One of the more noticeable themes in The Tempest is Prospero’s relationship with his daughter, Miranda, and the near Godlike figure he is to her. Miranda’s opinion of her father is a result of many factors. For one, she is ignorant of anything that exists outside of the island. One might perceive Miranda as unintelligent, especially with lines like, “More to know / Did never meddle with my thoughts” (i.ii.22-23), but in actuality, it is her ignorance that makes her this way. Secondly, her father is all that she has. He has protected her and provided for her and is, quite literally, her entire world. Prospero says to her, “No harm. / I have done nothing but in care of thee, / Of thee, my dear one—thee my daughter” (i.ii.15-17). Miranda may feel some sense of obligation to her father; she says to him, “Alack, what trouble / Was I then to you!” (i.ii.153-154) when discussing their treacherous voyage to the island. Her father replies, “Oh, a cherubim / Thou wast that did preserve me” (i.ii.155-156). Miranda may depend on her father, but he is equally dependent upon her. Lastly, this Godlike view Miranda has of her father could also be contributed to the fact that Prospero can perform magic. To Miranda, this would appear as if her father possessed some divine, heavenly power. There are many contributing factors, chiefly Miranda’s ignorance, that allow Prospero to exert this authority over her.
One could argue that what exists between Prospero and his servant, Ariel, is similar to a father-daughter relationship. She, too, views him as all-powerful and as her ‘master’. She greets him, saying,
“All hail, great master! Grave sir, hail! I come
To answer thy best pleasure, be ’t to fly,
To swim, to dive into the fire, to ride
On the curled clouds. To thy strong bidding, task
Ariel and all his quality.”
Ariel, too, feels a sense of obligation towards Prospero. He rescued her from a far worse situation and reminds her of this whenever she asks for her freedom. He says to her, “Thou liest, malignant thing! Hast thou forgot / The foul witch Sycorax, who with age and envy / Was grown into a hoop? Hast thou forgot her?” (i.ii.259-261). Prospero’s relationship with Ariel is one of manipulation and less so of co-dependency at this point, yet I found myself comparing Ariel’s relationship with Prospero to Miranda’s relationship with him. In Ariel’s case, it is apparent that Prospero has the upper hand and that their relationship is not one of equality. Ariel may have benefited when Prospero freed her from Sycorax, but since then, she is more use to him than he is to her. In Miranda’s case, however, both she and her father benefit from the situation. Miranda would likely not survive without her father; he has made sure of this. Likewise, without Miranda’s support and obedience, Prospero would not feel the same sense of power and control. Additionally, his relationship with his daughter is important to him; she serves as a reminder and connection to what his life once was. She lifts his spirits.

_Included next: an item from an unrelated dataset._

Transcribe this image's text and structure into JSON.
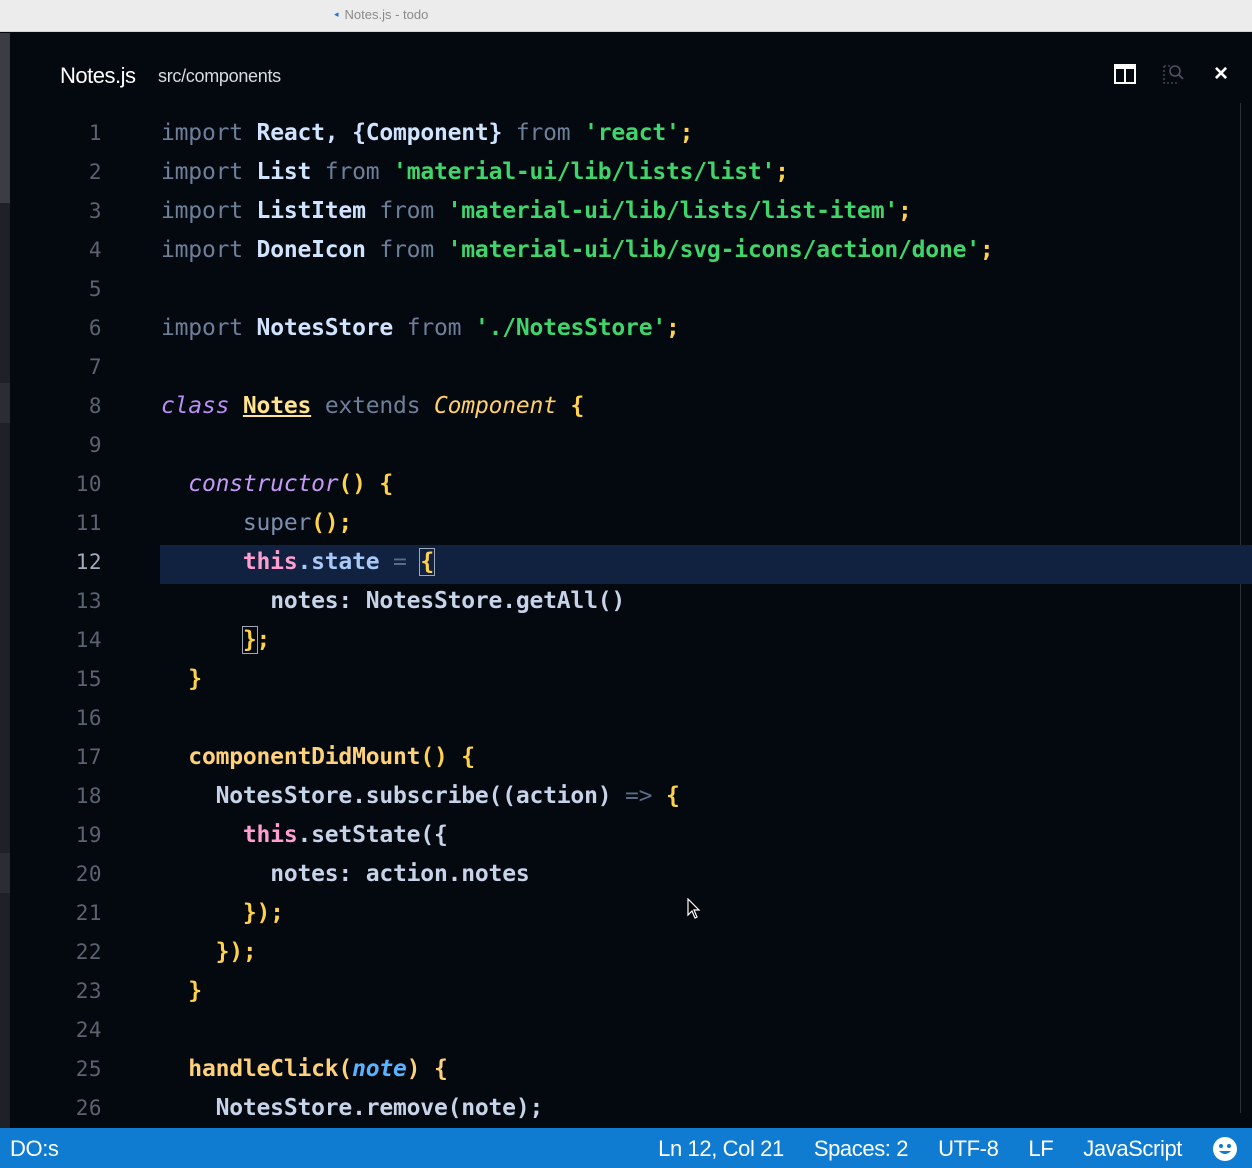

Shakespeare explored father-daughter relationships in many of his works, several of which we have read this semester. However, this is the first instance in which the daughter is entirely obedient and behaves in the manner fathers expected their daughters to. In a Midsummer’s Night Dream, Hermia’s father, Demetrius, quarrels with his daughter because she wants to marry a man he does not approve of. Their relationship is not one of contentment. Similarly, in Othello, Desdemona elopes behind her father’s back and her father, Brabantio, is enraged. In both instances, these fathers believe that their daughters have broken the law by disobeying them. I found Miranda and Prospero’s relationship interesting in contrast to what we have previously seen of fathers and daughters in Shakespeare’s work. I began to think that perhaps a father and daughter can only have a happy relationship if it is one of complete obedience on the daughter’s part.